If you think the Double Cooking Matrix was good info, we’re now using triple cooking techniques. Flavours are so way off the chart it’s not funny, and let me tell you, restaurants have become boring. I’ve yet to figure out how to best show this chart, but I will get there. Wish me luck.
This table, derived from Hervé This’, Molecular Gastronomy: Exploring the Science of Flavor, pg. 310 (2006, Columbia University Press), shows our progress in experimenting. While we’re unlikely to try everything, this is a guide for inspiration when all else fails.
I’m still building the chart, so it’s by no means complete.
|First Cooking Method|
|Technique||Contact with Solid||Simmer-ing Water||Boiling Water||Warm, Dry Air||Hot, Dry Air||Humid Air||Oil||Infra-red||Micro-wave||Acid-ifica-tion|
|Contact with Solid||1||2||3||4||5||6||7||8||9||10|
|Warm, Dry Air||31||32||33||34||35||36||37||38||39||40|
|Hot, Dry Air||41||42||43||44||45||46||47||48||49||50|
In the above table:
- green means the combination is in regular use in our kitchen;
- red means that the combination has been tried without success;
- grey means that the combination has not been explored;
- yellow means that the combination has been tried with moderate success but is not a part of normal use
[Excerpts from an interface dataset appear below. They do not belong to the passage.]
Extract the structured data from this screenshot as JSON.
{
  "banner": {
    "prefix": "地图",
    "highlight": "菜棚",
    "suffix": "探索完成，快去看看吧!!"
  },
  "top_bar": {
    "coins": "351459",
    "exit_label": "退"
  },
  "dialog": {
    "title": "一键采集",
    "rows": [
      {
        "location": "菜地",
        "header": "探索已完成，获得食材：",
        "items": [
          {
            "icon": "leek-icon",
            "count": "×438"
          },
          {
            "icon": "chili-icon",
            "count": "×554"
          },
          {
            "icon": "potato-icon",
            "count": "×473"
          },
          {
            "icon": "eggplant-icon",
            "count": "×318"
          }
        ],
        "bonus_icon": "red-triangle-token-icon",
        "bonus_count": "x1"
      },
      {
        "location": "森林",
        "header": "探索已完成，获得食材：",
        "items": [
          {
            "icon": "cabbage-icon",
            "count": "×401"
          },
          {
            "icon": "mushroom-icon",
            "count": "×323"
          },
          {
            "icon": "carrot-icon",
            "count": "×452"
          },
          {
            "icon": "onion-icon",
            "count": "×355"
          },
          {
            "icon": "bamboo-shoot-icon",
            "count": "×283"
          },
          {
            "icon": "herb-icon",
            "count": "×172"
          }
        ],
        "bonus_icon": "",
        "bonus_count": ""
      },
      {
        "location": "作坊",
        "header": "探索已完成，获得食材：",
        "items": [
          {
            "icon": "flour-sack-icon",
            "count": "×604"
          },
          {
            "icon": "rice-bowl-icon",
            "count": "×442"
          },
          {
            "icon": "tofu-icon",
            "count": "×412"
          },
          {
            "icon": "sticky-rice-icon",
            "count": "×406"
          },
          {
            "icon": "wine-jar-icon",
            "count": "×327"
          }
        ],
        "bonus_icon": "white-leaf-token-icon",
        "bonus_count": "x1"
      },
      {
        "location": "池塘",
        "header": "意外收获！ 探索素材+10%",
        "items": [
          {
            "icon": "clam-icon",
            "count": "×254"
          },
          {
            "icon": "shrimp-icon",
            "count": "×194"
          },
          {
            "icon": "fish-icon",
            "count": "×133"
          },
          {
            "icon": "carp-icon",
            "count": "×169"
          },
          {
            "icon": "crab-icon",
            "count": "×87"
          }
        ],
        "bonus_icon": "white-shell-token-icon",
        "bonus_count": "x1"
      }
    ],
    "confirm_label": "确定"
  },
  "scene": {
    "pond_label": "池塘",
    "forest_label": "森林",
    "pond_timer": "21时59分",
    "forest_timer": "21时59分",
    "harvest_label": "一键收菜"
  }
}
- white means that the combination is being planned
No matter what, the experiments are a whole lot of fun, and everyone wins.
|Twice Cooked Corn Off The Cob|
This is a big warning. Not all lecithin is the same. Health food stores carry some interesting 97% pure soy lecithin. We’re not sure what the remaining 3% is, but you’re pretty much guaranteed that it’s not going to taste very good. The last bit we got hold of smelled like damp chicken feed, which, unfortunately for us, is what we use for kitty litter, and that is not particularly appetizing, to say the least.
Since the previous report, a number of manufacturers are advertising Soy Lecithin with a nutty flavour. Clearly, it’s no longer considered flavour neutral.